[EXERCISE] Whenever a line in the records below holds the string "JSON", copy it out.

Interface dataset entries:

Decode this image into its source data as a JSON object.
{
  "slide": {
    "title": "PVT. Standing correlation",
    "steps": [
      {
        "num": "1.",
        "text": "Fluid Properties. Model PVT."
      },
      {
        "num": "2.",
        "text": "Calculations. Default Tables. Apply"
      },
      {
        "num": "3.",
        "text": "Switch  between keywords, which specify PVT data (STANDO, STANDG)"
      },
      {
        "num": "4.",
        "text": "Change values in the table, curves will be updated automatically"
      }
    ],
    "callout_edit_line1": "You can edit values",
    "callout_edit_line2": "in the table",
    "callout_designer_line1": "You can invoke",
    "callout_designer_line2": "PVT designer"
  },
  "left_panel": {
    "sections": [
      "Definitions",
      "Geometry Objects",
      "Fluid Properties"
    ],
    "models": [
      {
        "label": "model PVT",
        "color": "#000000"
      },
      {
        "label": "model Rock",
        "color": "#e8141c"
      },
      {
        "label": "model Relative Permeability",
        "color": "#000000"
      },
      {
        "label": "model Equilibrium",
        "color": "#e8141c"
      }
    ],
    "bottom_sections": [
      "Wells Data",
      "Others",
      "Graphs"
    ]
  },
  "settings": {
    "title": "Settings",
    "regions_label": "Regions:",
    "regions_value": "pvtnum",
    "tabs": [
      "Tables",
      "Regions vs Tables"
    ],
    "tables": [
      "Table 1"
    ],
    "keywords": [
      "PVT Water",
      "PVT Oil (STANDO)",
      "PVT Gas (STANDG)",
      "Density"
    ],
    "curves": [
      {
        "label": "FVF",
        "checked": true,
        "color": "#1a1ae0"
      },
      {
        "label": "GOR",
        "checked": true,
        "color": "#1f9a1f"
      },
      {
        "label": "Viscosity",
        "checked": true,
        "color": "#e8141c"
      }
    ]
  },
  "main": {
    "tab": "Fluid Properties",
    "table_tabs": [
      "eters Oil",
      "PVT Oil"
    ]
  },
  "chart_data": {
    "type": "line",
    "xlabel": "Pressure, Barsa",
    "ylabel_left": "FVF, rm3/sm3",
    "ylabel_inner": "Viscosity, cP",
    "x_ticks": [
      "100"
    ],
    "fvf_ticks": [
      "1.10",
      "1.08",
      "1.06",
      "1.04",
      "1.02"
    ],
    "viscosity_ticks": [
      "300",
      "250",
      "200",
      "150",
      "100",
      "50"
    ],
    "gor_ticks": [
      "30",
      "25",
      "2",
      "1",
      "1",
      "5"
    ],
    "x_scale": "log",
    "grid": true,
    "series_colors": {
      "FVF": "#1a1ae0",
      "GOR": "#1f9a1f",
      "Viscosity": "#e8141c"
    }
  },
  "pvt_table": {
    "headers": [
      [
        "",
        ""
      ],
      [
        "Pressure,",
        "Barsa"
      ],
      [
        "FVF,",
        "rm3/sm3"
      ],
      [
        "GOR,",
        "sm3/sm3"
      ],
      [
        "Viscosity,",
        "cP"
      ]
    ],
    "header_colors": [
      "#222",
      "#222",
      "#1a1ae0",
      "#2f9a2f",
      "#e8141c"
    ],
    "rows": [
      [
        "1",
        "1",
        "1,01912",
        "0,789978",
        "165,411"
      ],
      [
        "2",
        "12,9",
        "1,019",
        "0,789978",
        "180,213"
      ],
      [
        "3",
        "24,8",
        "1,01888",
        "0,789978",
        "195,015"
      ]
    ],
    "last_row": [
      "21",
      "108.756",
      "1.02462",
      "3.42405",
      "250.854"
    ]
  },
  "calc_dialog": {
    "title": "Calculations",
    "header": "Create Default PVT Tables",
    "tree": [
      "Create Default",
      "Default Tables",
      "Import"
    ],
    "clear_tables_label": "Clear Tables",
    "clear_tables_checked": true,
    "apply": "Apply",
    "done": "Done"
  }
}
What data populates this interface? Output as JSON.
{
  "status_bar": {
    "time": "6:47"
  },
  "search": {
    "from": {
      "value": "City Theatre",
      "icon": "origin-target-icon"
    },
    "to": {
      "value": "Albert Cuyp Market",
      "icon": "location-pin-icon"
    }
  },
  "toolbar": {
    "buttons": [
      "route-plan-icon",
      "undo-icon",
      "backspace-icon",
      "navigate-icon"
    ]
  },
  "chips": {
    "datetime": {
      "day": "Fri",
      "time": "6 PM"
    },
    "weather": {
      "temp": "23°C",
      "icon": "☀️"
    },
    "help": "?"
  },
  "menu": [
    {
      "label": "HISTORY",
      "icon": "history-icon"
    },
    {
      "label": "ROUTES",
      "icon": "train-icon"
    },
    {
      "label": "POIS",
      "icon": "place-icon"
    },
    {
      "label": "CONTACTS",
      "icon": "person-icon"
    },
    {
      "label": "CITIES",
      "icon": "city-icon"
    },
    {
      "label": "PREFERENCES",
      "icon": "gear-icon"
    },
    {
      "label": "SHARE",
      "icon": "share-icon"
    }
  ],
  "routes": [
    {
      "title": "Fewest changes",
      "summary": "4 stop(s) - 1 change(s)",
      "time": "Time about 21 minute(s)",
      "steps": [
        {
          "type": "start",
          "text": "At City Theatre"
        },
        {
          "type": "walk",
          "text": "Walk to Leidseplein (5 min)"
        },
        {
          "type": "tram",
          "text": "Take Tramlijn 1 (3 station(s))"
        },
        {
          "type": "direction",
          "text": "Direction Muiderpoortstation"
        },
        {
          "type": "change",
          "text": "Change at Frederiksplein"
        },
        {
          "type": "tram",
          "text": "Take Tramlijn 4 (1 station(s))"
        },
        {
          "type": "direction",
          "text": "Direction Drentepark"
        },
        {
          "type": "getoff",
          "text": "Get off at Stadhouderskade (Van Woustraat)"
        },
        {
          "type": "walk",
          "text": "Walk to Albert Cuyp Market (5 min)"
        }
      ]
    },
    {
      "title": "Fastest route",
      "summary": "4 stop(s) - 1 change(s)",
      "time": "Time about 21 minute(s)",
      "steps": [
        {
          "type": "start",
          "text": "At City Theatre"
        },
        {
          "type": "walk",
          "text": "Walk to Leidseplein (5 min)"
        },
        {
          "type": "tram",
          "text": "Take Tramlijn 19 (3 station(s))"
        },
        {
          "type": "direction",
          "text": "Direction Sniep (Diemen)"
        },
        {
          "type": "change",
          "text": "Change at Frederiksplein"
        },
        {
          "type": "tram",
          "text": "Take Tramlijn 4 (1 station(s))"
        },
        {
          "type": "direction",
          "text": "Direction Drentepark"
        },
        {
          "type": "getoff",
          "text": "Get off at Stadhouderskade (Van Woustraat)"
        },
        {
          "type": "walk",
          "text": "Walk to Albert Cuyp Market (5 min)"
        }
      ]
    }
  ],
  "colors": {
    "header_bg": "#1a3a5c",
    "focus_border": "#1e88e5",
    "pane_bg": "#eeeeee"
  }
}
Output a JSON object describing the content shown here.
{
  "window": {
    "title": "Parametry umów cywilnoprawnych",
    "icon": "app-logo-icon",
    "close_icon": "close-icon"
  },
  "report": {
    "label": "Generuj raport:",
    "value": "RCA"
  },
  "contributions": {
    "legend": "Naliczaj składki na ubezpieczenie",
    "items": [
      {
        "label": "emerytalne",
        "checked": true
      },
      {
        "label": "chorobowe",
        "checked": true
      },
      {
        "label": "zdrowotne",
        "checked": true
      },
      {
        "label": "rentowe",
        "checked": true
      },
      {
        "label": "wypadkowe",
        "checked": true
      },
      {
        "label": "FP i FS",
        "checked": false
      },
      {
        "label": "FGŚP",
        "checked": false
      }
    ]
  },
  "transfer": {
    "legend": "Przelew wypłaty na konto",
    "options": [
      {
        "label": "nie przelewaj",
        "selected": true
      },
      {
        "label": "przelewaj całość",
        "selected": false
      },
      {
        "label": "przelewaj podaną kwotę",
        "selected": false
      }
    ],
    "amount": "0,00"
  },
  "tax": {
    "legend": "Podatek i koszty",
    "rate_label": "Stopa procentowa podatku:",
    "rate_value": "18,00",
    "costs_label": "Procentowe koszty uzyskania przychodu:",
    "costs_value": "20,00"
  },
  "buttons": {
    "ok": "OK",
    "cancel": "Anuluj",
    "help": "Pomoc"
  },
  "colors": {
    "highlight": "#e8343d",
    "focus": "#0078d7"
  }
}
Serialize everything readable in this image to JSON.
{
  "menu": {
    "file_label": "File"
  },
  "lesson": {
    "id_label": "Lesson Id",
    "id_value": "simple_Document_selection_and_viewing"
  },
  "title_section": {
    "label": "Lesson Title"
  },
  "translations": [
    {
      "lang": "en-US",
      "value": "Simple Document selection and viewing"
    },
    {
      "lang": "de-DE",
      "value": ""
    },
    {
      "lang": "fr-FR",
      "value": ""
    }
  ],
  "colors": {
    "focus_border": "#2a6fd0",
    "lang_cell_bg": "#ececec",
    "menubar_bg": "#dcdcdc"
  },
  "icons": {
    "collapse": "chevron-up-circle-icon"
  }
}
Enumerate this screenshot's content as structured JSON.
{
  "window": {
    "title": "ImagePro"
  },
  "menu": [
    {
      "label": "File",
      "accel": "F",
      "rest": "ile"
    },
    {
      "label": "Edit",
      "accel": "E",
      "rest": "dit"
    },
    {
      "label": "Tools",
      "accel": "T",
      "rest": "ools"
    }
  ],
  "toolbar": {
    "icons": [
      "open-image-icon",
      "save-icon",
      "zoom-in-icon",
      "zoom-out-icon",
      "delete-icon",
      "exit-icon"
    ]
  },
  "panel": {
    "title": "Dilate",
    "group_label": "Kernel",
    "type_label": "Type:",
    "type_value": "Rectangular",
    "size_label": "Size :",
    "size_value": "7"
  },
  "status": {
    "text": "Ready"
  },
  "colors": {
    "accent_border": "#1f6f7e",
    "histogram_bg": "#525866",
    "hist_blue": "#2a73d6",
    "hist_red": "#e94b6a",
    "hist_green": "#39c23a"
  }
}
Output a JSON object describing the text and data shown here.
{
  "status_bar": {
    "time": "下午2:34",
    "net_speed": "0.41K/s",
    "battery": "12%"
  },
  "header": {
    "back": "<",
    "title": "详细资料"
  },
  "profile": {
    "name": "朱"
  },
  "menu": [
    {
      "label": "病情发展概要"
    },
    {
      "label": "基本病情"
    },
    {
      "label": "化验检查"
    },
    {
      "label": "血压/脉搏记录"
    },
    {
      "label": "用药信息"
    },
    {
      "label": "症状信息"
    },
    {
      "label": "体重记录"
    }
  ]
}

[OUTPUT FOR THIS TASK]
Decode this image into its source data as a JSON object.
What data populates this interface? Output as JSON.
Output a JSON object describing the content shown here.
Serialize everything readable in this image to JSON.
Enumerate this screenshot's content as structured JSON.
Output a JSON object describing the text and data shown here.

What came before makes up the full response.